Entries from a dataset of interfaces:

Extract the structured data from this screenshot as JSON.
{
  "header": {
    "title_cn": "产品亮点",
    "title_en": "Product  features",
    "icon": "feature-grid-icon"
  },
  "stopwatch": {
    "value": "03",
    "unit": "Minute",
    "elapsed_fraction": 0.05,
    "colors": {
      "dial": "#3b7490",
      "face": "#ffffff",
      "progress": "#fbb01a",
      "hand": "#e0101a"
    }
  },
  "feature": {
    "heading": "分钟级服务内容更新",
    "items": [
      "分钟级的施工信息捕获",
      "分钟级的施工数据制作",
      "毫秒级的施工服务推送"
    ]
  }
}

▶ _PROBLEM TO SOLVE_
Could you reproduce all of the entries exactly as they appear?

▶ _SOLUTION TO THIS TASK_
Extract the structured data from this screenshot as JSON.
{
  "header": {
    "title_cn": "产品亮点",
    "title_en": "Product  features",
    "icon": "feature-grid-icon"
  },
  "stopwatch": {
    "value": "03",
    "unit": "Minute",
    "elapsed_fraction": 0.05,
    "colors": {
      "dial": "#3b7490",
      "face": "#ffffff",
      "progress": "#fbb01a",
      "hand": "#e0101a"
    }
  },
  "feature": {
    "heading": "分钟级服务内容更新",
    "items": [
      "分钟级的施工信息捕获",
      "分钟级的施工数据制作",
      "毫秒级的施工服务推送"
    ]
  }
}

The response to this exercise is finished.